[Given data — start]

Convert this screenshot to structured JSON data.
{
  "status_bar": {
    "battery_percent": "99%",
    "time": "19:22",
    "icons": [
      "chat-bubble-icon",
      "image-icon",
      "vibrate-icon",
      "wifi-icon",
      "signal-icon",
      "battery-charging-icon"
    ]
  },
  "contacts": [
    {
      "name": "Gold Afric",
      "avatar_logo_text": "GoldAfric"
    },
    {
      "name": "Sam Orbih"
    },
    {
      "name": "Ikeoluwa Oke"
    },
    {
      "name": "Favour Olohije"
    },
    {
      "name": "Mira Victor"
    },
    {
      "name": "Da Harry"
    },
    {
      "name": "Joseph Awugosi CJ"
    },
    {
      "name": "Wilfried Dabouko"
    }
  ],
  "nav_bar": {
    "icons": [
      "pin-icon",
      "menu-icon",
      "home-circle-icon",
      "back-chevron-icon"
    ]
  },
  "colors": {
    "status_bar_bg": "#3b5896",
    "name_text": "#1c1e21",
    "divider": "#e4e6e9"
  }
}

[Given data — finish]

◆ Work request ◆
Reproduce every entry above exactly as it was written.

◆ Exercise result ◆
Convert this screenshot to structured JSON data.
{
  "status_bar": {
    "battery_percent": "99%",
    "time": "19:22",
    "icons": [
      "chat-bubble-icon",
      "image-icon",
      "vibrate-icon",
      "wifi-icon",
      "signal-icon",
      "battery-charging-icon"
    ]
  },
  "contacts": [
    {
      "name": "Gold Afric",
      "avatar_logo_text": "GoldAfric"
    },
    {
      "name": "Sam Orbih"
    },
    {
      "name": "Ikeoluwa Oke"
    },
    {
      "name": "Favour Olohije"
    },
    {
      "name": "Mira Victor"
    },
    {
      "name": "Da Harry"
    },
    {
      "name": "Joseph Awugosi CJ"
    },
    {
      "name": "Wilfried Dabouko"
    }
  ],
  "nav_bar": {
    "icons": [
      "pin-icon",
      "menu-icon",
      "home-circle-icon",
      "back-chevron-icon"
    ]
  },
  "colors": {
    "status_bar_bg": "#3b5896",
    "name_text": "#1c1e21",
    "divider": "#e4e6e9"
  }
}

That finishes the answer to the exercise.